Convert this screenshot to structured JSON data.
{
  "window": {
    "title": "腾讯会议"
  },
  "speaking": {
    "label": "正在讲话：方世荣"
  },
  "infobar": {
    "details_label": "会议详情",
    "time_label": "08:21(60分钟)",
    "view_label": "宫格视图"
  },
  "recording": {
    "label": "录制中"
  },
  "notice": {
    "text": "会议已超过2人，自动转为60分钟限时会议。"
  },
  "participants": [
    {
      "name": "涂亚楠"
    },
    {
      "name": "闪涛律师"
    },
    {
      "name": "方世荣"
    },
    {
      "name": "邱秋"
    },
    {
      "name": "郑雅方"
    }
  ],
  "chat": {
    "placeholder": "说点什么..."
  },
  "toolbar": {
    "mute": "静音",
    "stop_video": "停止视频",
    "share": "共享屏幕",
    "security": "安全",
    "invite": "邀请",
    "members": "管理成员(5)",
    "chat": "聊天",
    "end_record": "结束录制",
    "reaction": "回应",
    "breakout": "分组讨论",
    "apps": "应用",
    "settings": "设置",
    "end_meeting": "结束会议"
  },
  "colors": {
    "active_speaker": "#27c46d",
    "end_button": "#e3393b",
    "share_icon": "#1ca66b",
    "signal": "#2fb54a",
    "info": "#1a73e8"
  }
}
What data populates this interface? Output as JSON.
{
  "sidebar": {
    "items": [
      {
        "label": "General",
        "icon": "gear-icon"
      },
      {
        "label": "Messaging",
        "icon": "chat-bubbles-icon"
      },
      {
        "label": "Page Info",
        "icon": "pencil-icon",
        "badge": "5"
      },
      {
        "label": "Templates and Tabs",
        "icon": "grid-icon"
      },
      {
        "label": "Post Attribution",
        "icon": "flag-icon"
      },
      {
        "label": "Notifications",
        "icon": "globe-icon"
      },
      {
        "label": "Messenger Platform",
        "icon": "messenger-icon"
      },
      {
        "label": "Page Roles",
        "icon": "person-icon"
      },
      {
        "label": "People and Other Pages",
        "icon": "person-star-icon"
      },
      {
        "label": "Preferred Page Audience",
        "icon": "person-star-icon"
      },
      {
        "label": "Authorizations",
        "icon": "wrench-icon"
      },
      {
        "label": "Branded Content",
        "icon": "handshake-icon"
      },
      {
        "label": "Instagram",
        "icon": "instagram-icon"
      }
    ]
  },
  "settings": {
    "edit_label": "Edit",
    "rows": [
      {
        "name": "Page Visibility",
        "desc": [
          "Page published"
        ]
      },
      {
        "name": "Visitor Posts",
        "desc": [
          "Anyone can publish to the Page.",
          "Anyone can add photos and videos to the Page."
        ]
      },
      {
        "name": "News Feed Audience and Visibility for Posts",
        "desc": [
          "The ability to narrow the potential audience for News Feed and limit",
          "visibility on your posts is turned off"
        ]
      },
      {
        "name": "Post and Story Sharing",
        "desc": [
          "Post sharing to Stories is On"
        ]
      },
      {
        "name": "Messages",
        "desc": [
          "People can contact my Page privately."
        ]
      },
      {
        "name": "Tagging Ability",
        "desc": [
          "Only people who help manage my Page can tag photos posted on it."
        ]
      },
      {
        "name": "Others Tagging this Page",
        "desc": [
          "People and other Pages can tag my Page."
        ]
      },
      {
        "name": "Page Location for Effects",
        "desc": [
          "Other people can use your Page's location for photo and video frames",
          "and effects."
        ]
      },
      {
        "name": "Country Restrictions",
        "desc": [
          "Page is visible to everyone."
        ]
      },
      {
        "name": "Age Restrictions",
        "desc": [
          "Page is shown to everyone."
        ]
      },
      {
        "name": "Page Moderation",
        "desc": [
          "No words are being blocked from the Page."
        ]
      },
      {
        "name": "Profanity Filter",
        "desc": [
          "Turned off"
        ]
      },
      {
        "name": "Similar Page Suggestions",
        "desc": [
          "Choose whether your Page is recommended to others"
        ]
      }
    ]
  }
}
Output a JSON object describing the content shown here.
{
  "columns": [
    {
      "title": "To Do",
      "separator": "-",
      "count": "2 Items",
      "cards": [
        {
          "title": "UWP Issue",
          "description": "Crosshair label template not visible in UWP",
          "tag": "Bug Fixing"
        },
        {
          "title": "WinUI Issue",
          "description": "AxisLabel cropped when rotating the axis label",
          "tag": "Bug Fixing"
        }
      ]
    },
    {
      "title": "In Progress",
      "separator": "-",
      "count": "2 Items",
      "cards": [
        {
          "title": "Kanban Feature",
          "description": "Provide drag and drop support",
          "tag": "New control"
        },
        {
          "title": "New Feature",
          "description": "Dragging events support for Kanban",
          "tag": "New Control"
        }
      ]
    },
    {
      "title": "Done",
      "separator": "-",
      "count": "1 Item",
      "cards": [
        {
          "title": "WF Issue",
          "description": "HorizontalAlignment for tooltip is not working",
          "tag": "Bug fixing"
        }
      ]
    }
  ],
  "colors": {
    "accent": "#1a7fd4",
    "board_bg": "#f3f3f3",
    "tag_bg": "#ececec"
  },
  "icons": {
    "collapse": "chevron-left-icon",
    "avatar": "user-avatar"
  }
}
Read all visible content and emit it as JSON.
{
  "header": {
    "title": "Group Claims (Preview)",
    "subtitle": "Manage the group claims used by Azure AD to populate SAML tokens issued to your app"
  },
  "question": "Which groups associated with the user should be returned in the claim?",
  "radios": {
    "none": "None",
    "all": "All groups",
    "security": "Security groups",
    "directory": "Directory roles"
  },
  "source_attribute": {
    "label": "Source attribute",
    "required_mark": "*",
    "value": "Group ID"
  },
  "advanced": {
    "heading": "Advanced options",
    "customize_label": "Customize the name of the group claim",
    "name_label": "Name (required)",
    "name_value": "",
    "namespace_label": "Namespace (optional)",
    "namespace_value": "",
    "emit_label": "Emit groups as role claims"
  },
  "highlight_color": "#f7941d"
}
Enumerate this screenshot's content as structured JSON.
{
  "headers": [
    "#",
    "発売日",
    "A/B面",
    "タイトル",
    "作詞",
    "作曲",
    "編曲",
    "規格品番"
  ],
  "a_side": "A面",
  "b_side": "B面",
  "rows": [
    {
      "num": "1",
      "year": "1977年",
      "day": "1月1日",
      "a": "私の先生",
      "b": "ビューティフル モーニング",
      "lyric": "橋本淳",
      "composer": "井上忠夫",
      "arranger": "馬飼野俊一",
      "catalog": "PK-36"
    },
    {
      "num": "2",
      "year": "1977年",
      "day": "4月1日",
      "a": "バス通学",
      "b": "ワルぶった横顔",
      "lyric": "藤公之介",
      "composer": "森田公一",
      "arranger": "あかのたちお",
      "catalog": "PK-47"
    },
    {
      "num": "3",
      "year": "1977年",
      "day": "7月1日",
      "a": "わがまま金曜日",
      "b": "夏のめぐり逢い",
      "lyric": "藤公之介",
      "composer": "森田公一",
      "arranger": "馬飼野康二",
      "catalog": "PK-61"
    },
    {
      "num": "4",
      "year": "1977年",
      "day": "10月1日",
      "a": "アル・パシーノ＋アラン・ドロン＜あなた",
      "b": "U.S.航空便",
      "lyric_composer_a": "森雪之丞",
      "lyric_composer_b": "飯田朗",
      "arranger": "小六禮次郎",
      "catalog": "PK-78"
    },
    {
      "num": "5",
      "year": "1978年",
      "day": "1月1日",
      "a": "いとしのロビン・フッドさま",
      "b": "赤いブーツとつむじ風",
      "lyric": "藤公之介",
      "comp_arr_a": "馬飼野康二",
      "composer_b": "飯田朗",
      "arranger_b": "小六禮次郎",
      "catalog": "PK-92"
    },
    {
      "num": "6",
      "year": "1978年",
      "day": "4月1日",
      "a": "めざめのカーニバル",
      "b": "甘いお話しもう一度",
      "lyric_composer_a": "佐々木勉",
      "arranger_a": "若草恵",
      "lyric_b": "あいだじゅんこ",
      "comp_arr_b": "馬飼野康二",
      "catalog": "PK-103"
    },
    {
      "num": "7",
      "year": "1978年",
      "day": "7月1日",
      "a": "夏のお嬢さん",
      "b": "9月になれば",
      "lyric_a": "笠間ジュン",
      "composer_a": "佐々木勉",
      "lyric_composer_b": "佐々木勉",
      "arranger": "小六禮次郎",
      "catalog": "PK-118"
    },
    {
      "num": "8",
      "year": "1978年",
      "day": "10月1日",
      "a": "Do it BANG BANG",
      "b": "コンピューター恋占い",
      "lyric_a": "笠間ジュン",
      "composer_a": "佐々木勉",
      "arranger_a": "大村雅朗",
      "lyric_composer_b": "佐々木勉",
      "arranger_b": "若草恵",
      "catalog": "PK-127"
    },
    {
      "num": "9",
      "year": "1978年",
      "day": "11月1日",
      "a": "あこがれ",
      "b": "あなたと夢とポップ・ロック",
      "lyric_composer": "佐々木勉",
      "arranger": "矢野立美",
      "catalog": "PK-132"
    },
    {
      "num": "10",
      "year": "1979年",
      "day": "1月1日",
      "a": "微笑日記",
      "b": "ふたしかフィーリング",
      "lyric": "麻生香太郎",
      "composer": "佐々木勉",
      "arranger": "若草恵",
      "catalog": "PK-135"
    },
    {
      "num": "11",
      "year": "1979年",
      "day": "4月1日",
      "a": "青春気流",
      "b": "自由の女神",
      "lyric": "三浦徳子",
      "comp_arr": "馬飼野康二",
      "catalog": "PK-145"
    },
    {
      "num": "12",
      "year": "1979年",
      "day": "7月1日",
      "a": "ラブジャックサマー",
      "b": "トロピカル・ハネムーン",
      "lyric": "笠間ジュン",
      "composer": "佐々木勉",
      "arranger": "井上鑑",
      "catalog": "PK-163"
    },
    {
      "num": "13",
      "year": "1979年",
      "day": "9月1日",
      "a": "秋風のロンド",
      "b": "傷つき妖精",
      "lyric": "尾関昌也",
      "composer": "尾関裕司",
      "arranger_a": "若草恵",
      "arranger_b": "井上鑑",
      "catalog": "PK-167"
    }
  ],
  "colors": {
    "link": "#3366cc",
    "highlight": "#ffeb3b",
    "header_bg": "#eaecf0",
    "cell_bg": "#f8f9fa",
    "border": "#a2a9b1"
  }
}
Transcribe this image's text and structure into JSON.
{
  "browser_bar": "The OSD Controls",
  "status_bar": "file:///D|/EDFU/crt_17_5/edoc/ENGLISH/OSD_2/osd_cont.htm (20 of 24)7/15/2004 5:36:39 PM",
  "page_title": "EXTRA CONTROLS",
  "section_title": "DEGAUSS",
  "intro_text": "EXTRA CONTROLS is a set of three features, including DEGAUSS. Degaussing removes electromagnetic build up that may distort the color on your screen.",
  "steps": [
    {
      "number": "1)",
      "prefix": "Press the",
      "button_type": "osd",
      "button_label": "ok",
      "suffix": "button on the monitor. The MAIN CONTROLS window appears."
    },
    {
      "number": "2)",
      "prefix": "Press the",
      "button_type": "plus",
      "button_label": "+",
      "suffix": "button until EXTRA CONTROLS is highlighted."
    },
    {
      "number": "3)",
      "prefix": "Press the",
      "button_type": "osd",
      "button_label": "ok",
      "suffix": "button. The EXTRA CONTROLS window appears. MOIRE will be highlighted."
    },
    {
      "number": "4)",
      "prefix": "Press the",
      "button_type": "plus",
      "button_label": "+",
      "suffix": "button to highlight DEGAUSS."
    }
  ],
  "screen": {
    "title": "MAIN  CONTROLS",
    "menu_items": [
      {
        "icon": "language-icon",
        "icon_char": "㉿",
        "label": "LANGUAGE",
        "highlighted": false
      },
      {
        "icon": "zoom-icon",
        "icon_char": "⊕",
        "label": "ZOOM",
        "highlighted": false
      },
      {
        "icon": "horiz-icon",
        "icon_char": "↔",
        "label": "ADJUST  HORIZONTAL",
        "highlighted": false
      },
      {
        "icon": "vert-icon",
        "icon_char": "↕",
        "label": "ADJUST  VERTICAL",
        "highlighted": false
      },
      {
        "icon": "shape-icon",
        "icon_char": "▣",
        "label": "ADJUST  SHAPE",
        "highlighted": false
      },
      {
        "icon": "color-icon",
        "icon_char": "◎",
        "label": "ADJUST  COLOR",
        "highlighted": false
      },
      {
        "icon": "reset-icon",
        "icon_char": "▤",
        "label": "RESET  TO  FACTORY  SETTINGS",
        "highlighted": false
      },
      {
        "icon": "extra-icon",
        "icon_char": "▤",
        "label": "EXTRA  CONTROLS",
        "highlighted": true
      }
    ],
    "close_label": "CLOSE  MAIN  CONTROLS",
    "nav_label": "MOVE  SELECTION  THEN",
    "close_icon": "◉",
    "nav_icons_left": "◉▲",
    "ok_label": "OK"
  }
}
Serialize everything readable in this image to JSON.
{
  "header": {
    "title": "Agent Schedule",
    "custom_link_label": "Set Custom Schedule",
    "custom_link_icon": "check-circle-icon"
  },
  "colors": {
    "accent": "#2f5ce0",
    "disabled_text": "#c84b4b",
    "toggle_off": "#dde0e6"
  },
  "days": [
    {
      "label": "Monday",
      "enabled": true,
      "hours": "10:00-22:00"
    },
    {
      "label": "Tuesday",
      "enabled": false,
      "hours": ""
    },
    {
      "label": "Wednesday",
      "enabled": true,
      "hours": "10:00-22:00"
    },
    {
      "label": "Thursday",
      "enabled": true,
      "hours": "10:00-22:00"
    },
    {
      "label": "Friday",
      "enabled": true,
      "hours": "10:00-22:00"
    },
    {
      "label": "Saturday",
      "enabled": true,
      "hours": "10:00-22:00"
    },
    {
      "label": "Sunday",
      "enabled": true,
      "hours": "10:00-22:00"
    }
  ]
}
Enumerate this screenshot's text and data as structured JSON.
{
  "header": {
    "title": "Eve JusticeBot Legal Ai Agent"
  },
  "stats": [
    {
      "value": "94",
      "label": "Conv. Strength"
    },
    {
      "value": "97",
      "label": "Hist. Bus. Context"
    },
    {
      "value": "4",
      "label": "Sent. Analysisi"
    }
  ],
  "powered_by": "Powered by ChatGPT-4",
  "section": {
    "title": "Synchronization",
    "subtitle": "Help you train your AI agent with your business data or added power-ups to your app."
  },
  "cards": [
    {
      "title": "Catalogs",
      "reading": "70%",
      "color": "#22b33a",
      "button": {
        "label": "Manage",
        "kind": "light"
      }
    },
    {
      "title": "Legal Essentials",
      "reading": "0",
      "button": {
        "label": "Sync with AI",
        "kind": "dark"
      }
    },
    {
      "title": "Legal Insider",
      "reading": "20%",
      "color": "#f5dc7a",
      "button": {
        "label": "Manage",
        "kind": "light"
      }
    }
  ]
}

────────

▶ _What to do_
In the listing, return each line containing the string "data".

▶ _Exercise solution_
Convert this screenshot to structured JSON data.
What data populates this interface? Output as JSON.
Enumerate this screenshot's text and data as structured JSON.
    "subtitle": "Help you train your AI agent with your business data or added power-ups to your app."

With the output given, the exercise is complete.